• The problem:
Would you please return the lines of the material that contain the word "label"?

• Source data:
# # #

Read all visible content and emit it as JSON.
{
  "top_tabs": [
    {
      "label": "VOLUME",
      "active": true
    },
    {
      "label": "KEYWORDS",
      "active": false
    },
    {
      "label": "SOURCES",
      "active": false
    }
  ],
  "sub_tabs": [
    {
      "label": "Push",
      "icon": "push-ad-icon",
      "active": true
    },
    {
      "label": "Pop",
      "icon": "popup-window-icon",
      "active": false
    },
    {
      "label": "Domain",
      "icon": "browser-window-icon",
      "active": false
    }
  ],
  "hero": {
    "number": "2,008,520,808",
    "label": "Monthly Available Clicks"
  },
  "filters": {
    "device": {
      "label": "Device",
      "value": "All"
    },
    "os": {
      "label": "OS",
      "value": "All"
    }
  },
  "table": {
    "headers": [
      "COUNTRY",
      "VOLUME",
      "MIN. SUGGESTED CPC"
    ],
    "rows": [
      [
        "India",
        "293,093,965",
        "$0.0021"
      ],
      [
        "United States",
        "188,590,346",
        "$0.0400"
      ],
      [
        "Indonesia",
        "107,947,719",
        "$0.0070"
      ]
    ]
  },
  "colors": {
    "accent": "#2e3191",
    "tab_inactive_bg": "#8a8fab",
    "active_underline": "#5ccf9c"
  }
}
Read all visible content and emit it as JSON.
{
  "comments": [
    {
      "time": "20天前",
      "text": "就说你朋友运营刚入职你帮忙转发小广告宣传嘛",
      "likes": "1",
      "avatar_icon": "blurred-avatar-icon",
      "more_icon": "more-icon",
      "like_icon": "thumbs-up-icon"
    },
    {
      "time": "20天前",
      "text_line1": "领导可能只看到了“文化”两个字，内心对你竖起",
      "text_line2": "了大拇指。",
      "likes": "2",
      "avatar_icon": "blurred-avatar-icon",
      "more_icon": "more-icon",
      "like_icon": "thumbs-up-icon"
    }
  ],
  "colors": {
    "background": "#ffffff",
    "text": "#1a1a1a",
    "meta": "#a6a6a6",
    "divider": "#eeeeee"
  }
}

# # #

• Solution:
      "label": "VOLUME",
      "label": "KEYWORDS",
      "label": "SOURCES",
      "label": "Push",
      "label": "Pop",
      "label": "Domain",
    "label": "Monthly Available Clicks"
      "label": "Device",
      "label": "OS",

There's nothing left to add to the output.